■ **INSTRUCTIONS FOR THE TASK**
When a line of the entries below contains "subtitle", it counts once; state how many such lines there are and nothing else.
_ _ _
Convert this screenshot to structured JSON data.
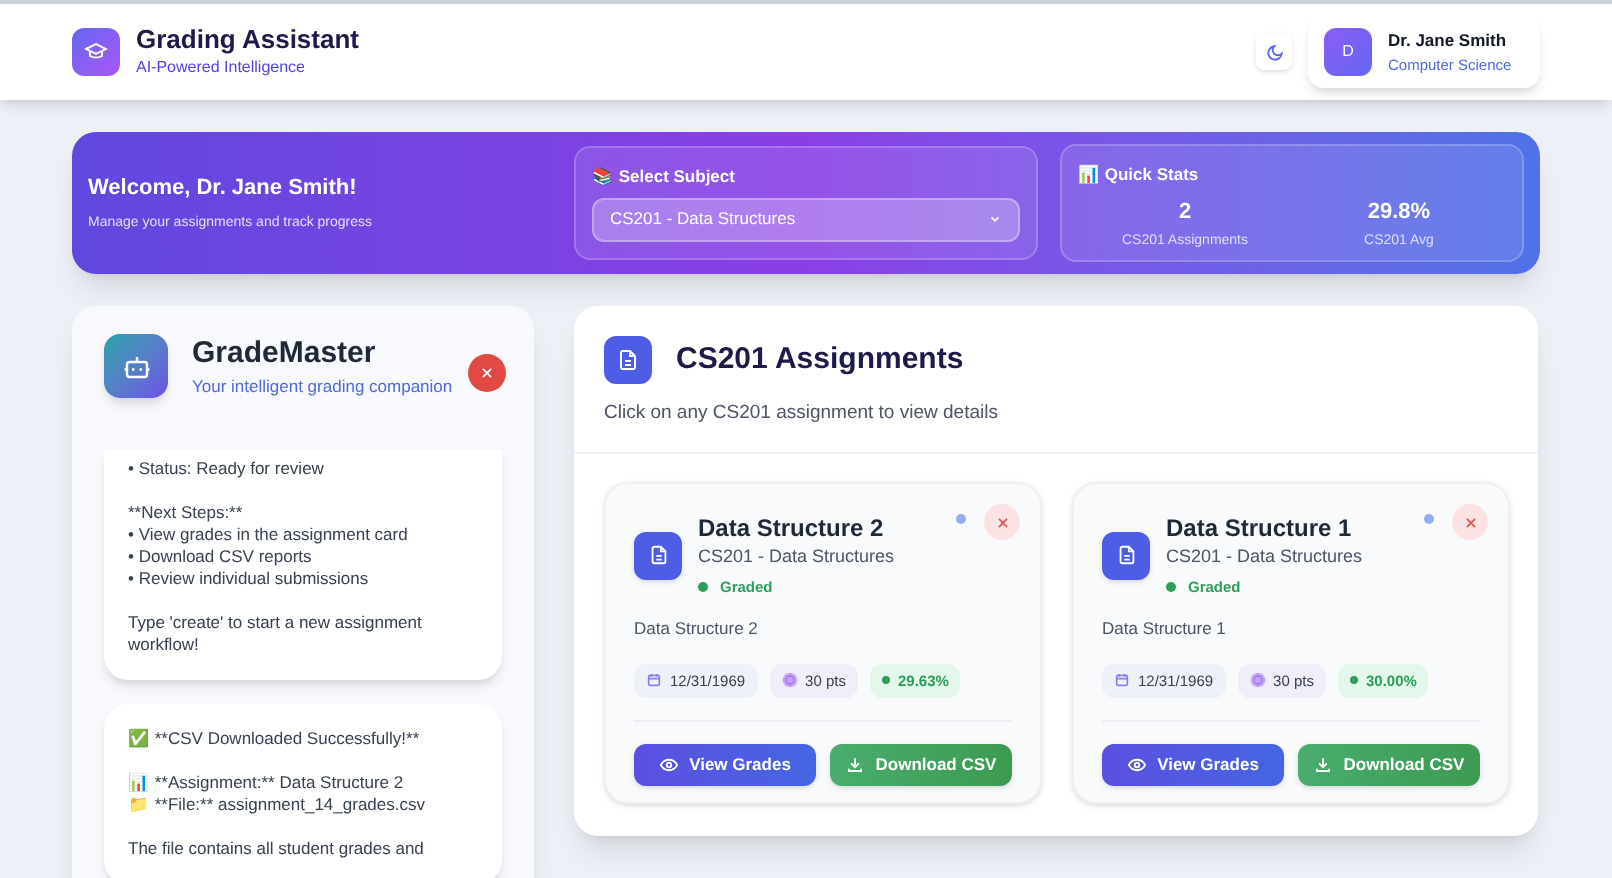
{
  "app": {
    "title": "Grading Assistant",
    "subtitle": "AI-Powered Intelligence"
  },
  "user": {
    "avatar_letter": "D",
    "name": "Dr. Jane Smith",
    "department": "Computer Science"
  },
  "banner": {
    "welcome": "Welcome, Dr. Jane Smith!",
    "tagline": "Manage your assignments and track progress",
    "subject_label": "📚 Select Subject",
    "subject_value": "CS201 - Data Structures",
    "stats_label": "📊 Quick Stats",
    "stats": [
      {
        "value": "2",
        "label": "CS201 Assignments"
      },
      {
        "value": "29.8%",
        "label": "CS201 Avg"
      }
    ]
  },
  "chat": {
    "title": "GradeMaster",
    "subtitle": "Your intelligent grading companion",
    "messages": [
      "• Status: Ready for review\n\n**Next Steps:**\n• View grades in the assignment card\n• Download CSV reports\n• Review individual submissions\n\nType 'create' to start a new assignment workflow!",
      "✅ **CSV Downloaded Successfully!**\n\n📊 **Assignment:** Data Structure 2\n📁 **File:** assignment_14_grades.csv\n\nThe file contains all student grades and"
    ]
  },
  "assignments": {
    "title": "CS201 Assignments",
    "subtitle": "Click on any CS201 assignment to view details",
    "cards": [
      {
        "title": "Data Structure 2",
        "course": "CS201 - Data Structures",
        "status": "Graded",
        "color": "#2f9e5a",
        "description": "Data Structure 2",
        "date": "12/31/1969",
        "points": "30 pts",
        "score": "29.63%",
        "actions": [
          "View Grades",
          "Download CSV"
        ]
      },
      {
        "title": "Data Structure 1",
        "course": "CS201 - Data Structures",
        "status": "Graded",
        "color": "#2f9e5a",
        "description": "Data Structure 1",
        "date": "12/31/1969",
        "points": "30 pts",
        "score": "30.00%",
        "actions": [
          "View Grades",
          "Download CSV"
        ]
      }
    ]
  }
}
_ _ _
■ **THE ANSWER**
3